The last will be first (verses 19:30 and 20:16)

This is usually interpreted in light of Mark 10:44—45 and Mark 9:35 saying these verses are about humbling yourself to be a servant to others. Those who do this will be greatest in the Kingdom. I believe these verses in Matthew have a different focus with special meaning to the Disciples.

Notice that the above parable is bracketed by the phrase concerning the first and the last meaning that the phrase and parable need to agree with each other regarding their meaning. The parable speaks of those who are first and those who are last working for God in getting Israel to bear fruit. When this is related to the Millennial Kingdom the first ones working with Israel on earth will be the last ones into the kingdom while the last ones working with Israel will enter the Kingdom first. Since Christ is speaking directly to the Disciples we can surmise that since they were one of the last ones called into service to get Israel to bear fruit that they will be the first ones into the Millennial Kingdom. In other words, those who will be rulers will be installed into their place of leadership before the others come in. I also believe Abraham, Isaac, Jacob and David will be resurrected and placed into their positions of authority before the masses are let in (Matthew 8:11; Luke 13:28).

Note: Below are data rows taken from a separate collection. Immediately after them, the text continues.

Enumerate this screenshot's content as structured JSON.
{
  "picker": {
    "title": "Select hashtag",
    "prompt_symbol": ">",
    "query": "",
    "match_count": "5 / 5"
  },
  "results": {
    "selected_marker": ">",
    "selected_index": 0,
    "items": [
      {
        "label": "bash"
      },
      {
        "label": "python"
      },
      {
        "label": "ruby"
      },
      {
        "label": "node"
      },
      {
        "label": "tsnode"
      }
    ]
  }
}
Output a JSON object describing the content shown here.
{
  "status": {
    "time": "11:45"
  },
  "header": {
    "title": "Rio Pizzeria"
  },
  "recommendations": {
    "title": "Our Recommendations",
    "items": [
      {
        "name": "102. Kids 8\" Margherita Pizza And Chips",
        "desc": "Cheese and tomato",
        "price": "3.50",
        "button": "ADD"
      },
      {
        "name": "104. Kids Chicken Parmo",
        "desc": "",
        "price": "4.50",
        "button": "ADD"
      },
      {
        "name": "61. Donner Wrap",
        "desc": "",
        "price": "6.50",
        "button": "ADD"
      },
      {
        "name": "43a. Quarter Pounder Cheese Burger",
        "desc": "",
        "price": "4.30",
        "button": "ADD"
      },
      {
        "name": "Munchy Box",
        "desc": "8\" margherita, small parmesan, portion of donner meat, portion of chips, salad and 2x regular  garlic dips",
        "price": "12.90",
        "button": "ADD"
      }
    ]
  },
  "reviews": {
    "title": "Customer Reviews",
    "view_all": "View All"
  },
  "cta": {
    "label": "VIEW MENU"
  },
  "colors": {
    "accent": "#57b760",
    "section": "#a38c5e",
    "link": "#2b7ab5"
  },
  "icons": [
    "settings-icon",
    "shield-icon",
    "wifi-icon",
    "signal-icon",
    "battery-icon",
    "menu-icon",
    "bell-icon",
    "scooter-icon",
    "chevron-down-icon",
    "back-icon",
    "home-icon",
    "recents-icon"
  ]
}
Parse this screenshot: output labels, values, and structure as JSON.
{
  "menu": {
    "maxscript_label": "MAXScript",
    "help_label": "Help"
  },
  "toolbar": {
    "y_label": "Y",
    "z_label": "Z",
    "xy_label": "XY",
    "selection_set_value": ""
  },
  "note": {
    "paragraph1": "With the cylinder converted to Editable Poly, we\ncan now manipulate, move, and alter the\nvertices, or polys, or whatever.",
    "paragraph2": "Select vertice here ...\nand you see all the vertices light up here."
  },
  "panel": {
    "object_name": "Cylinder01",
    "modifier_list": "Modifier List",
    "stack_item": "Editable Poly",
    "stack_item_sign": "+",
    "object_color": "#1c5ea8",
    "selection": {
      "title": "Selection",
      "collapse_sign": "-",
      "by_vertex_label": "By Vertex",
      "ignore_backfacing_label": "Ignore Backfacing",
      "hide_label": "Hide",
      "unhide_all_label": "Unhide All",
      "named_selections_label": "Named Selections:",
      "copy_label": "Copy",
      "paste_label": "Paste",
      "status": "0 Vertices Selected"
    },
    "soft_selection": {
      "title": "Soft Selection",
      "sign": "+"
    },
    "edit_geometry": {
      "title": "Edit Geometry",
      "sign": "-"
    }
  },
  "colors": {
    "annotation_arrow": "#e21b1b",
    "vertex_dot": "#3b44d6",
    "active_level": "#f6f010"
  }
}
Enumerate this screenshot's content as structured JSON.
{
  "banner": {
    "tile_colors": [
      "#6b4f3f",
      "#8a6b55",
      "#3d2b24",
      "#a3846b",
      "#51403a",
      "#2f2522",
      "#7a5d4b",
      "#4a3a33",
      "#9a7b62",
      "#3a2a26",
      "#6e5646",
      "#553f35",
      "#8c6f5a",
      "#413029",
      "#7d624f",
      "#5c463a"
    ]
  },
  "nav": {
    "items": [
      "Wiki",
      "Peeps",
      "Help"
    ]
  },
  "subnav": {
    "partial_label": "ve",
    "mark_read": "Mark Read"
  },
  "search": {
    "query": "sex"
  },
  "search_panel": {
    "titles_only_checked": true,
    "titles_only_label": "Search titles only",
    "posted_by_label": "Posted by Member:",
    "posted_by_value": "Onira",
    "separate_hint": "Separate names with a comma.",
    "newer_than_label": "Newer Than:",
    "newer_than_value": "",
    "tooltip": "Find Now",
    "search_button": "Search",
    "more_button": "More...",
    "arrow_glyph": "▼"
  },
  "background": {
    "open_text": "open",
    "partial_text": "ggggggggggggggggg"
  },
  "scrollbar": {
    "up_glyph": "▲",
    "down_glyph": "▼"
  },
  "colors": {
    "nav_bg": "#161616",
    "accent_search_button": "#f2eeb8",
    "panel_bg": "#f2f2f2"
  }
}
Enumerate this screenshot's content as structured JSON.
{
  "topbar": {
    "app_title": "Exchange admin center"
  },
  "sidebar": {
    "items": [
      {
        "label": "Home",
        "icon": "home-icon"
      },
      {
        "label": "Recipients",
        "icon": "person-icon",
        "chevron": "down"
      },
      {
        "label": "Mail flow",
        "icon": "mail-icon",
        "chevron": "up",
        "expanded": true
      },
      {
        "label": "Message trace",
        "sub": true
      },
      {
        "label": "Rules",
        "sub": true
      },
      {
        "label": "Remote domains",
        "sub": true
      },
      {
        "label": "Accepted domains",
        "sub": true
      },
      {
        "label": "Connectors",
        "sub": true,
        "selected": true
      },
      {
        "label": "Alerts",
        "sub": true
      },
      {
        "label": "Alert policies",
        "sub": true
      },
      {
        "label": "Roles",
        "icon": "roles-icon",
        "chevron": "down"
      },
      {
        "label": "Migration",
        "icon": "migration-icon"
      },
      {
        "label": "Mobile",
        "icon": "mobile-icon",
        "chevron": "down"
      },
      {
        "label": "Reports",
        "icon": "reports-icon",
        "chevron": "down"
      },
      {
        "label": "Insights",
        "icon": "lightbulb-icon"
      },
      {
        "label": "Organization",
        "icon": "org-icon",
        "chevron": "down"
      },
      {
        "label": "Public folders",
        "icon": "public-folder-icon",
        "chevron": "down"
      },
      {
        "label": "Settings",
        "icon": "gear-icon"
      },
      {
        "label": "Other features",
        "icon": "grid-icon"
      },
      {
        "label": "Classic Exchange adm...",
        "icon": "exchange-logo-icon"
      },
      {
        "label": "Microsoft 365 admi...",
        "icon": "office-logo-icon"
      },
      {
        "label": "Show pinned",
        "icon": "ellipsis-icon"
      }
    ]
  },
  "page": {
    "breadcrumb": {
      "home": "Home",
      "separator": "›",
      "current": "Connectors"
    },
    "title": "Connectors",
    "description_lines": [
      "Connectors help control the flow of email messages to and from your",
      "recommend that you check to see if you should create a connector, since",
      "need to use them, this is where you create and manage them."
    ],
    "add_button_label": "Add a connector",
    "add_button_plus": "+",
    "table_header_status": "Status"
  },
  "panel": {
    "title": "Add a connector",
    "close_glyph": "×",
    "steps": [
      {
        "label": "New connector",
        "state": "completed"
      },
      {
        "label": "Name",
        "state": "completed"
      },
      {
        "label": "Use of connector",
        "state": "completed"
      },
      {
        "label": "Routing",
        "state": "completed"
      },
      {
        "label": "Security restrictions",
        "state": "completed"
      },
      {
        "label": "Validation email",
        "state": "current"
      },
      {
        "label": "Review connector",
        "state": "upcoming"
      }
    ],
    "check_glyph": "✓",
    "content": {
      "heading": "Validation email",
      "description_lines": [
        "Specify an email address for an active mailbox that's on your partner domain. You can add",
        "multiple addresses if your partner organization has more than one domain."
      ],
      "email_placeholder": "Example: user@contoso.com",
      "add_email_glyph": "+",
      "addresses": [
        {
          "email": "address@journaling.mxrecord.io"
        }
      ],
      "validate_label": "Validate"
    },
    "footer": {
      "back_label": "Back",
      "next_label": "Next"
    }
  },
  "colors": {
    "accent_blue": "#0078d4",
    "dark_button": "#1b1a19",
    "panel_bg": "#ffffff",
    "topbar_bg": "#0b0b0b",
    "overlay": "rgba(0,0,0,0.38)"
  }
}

Metaphoric names of Israel (see Judges 9:8—15)

Four plants in the Bible metaphorically refer to Israel with each plant having a specific usage and meaning. An understanding of how these names for Israel are used may help in understanding some of these parables. The first is the olive tree and speaks of Israel’s spiritually (Jeremiah 11:16—17; Romans 11). I believe it is significant that Israel was connected to the olive tree in Romans but is now temporarily cut off. Their spirituality had to be wrapped up in their connection to Jesus Christ. Those who were properly connected to Christ were the only ones who could produce fruit within Israel. They were also the ones who would be saved from eternal damnation. This is why Christ compared Himself to a vine and Israel to the branch (John 15:4—6). Since the Pharisees were wrapped up in their own self-righteousness they were unable to bear good fruit.

The second type of plant that pictures Israel is the fig tree (Mark 11). This tree represents Israel’s religious life. The Mosaic Law dictated their religious life. Today we see many people who claim to be religious because they follow man-made rites that they think will honor God. They, as well as the Pharisees, do these things to gain eternal life. They are self-righteous because they think they can obtain eternal life through their own effort. Israel was commanded to follow these specific religious rites but in this Age of Grace these things are all set aside having been fulfilled in Christ (Romans 8:1—4). When Jesus cursed the fig tree and it withered it pointed to the soon-to-come destruction of the temple—the ruin of their religious system.

The third plant that portrays Israel is the vine and symbolizes their earthly blessing. If Israel had built her religion upon a true spirituality grounded on Jesus Christ then she would have prospered greatly. Instead, Israel worked at being religious without Christ and Israel withered like a plant without water. Hosea 10:1 makes this clear by calling Israel an empty vine, bringing forth fruit for her own purposes instead of for God. Ezekiel 19:10—14 exemplifies how Israel is cursed when they wander from God.

The last plant that Israel is called is the bramble. This specifically refers to apostate or unbelieving Israel.